But the individual investor can beat the market. The real secret to investing is that it doesn't take tons of money, endless hours, or super-secret formulas that only experts possess.

That's why we created a best-selling guide that walks investors-to-be through everything they need to know to get started. And because we're so dedicated to our mission, we've made that available for free.

If you're just starting out (or want to help out someone who is), go to, drop in your email address, and you'll be able to instantly access the quick-read guide ... for free.

For the listener

Whether it's on the stationary exercise bike or during my daily commute, I spend a lot of time going nowhere. But I've found a way to make that time benefit me.

The Motley Fool offers five podcasts that I refer to as "binge-worthy financial information."

Motley Fool Money features a team of our analysts discussing the week's top business and investing stories, interviews, and an inside look at the stocks on our radar. It's also featured on several dozen radio stations across the country.

The hosts of Motley Fool Answers challenge the conventional wisdom on life's biggest financial issues to reveal what you really need to know to make smart money moves.

David Gardner, co-founder of The Motley Fool, is among the most respected and trusted sources on investing. And he's the host of Rule Breaker Investing, in which he shares his insights into today's most innovative and disruptive companies ... and how to profit from them.

Market Foolery is our daily look at stocks in the news, as well as the top business and investing stories.

And Industry Focus offers a deeper dive into a specific industry and the stories making headlines. Healthcare, technology, energy, consumer goods, and other industries take turns in the spotlight.

They're all informative, entertaining, and eminently listenable ... and I don't say that simply because the hosts all sit within a Nerf-gun shot of my desk. Rule Breaker Investing and Answers contain timeless advice, so you might want to go back to the beginning with those. The other three take their cues from the market, so you'll want to listen to the most recent first. All are available at

But wait, there's more

The book and the podcasts – both free ... both awesome – also come with an ongoing benefit. If you download the book, or if you enter your email address in the magical box at the podcasts page, you'll get ongoing market coverage sent straight to your inbox.

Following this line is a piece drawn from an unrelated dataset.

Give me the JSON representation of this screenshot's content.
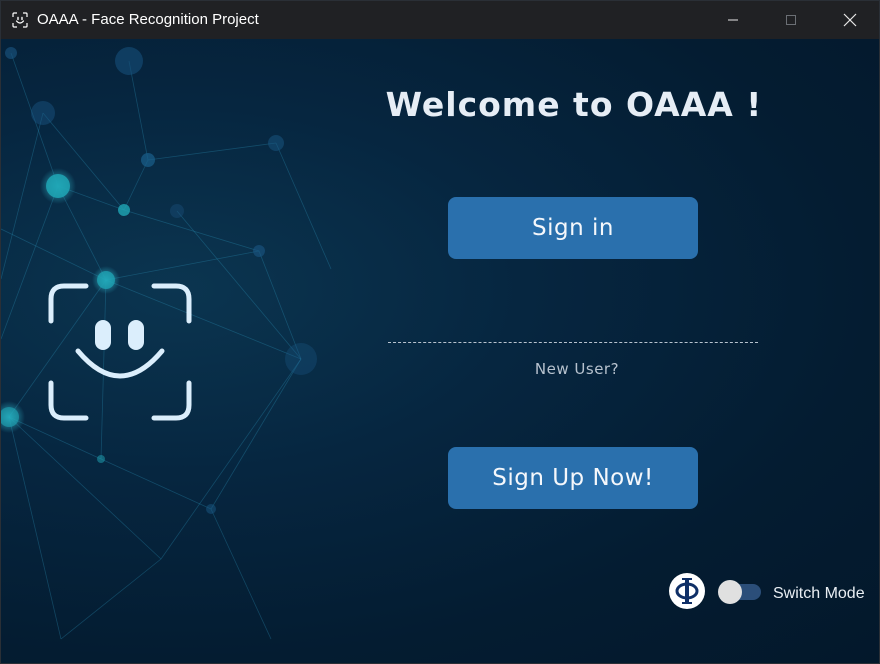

Investor Insights is valuable and enjoyable coverage of everything from macroeconomic events to investing strategies to our analyst's travels around the world to find the next big thing. Also free.

Get the book. Listen to a podcast. Sign up for Investor Insights. I'm not saying that any of those things will make you rich ... but Business Insider seems to think so.

Compare Brokers